The dropdowns prompted several lawsuits in which the MLP’s common unit holders alleged the MLP paid inflated prices for the assets. Also, members of the special committee that had to approve the transactions breached the governing partnership agreement that required them to believe in good faith that the dropdowns were in the best interests of the MLP. The Chancery dismissed the claims related to the spring dropdown but allowed the fall dropdown claims to be tried. Subsequently the court said it expected that at trial the committee members and their financial advisor would provide a credible account of how they evaluated the fall dropdown. Instead, it found they “had no explanation for what they did.” The committee members “went against their better judgment and did what Parent wanted, assisted by a financial advisor that presented each dropdown in the best possible light, regardless of whether the depictions conflicted with the advisor’s work on similar transactions or made sense as a matter of valuation theory.”
Eyes on fees: The financial advisor did none of the “real work” an advisor to a committee does, the court said. The advisor’s “real client was the deal, and the firm did what it could to justify the Fall Dropdown, get to closing, and collect its contingent fee.”
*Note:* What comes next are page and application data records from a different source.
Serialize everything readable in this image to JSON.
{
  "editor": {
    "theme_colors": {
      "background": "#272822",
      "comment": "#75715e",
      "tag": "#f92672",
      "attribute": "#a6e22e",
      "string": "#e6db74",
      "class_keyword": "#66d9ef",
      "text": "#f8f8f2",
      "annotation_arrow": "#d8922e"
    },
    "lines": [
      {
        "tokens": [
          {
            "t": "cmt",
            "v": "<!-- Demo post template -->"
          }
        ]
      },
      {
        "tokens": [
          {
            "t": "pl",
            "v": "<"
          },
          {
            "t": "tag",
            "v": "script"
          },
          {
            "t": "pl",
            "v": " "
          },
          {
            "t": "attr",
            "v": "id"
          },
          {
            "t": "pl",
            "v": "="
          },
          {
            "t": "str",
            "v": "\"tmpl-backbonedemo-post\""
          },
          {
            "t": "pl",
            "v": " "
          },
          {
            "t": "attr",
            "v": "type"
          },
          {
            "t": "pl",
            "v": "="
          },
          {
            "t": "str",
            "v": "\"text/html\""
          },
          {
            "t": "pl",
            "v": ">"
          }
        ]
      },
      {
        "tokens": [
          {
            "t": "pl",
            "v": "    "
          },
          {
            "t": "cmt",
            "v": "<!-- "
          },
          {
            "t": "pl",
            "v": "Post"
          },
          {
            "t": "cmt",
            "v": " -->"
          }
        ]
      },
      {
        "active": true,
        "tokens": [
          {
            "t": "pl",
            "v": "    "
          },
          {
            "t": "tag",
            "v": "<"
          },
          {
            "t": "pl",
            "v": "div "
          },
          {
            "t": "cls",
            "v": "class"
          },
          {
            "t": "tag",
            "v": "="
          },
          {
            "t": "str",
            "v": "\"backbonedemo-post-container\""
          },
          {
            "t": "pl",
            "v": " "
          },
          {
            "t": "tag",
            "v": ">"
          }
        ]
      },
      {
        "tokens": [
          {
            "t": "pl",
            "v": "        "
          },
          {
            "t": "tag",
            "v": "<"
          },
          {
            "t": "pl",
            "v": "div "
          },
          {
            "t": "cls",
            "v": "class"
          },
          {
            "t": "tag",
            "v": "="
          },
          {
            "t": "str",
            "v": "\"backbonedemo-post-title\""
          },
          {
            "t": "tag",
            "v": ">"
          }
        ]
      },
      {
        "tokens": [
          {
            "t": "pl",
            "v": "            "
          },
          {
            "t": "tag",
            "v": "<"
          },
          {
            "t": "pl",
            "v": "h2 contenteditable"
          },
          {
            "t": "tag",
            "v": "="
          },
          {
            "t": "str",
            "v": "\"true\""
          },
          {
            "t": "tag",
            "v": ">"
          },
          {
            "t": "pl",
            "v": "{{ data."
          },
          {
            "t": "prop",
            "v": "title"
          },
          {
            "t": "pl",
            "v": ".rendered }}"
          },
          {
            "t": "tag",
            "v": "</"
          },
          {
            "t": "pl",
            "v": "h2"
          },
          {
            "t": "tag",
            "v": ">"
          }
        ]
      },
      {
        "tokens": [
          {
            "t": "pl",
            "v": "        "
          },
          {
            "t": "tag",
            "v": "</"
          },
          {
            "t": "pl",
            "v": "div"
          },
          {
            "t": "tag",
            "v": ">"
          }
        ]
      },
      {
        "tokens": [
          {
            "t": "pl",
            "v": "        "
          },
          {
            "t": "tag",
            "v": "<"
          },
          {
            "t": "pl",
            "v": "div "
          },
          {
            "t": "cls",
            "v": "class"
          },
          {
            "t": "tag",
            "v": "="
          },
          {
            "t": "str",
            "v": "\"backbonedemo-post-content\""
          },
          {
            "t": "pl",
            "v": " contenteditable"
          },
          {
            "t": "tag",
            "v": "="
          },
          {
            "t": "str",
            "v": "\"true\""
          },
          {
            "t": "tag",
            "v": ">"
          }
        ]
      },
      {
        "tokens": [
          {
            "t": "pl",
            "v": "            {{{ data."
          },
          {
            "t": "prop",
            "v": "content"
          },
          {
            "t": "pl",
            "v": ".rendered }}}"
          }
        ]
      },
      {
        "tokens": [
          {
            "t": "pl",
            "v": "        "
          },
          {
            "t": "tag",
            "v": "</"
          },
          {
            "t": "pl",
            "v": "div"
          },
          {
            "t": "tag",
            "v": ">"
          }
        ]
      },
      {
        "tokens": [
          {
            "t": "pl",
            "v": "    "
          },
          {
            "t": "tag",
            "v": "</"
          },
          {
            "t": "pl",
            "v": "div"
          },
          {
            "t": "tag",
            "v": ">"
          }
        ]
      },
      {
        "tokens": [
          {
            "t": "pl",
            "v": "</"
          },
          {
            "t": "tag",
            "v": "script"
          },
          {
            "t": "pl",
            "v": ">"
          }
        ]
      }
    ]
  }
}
The Chancery found instances of “nonfeasance” and “malfeasance.” When the committee asked the financial advisor to assess the parent’s proposed fall dropdown in light of the weakening LNG market, the advisor went to the parent for feedback. Not surprisingly, the parent replied that the situation was stable and the assets were solid. The financial advisor also manipulated valuation methodologies to make the parent’s asking price more palatable, the court said. While a financial advisor need not treat every transaction in the same way, “it would be surprising if every one of the changes moved the analysis in the same direction.” This happened here. The general partner breached the agreement and caused $171 million in damages, the court decided.
Takeaway: The overpayment was made possible because the financial advisor abdicated its responsibility to the special committee, whose members in turn subordinated their independent views to the parent’s wishes, the Chancery concluded.
Find a detailed discussion of In re El Paso Pipeline Partners, L.P. Derivative Litigation, 2015 Del. Ch. LEXIS 116 (April 20, 2015), in the July edition of Business Valuation Update; the court’s opinion is available at BVLaw.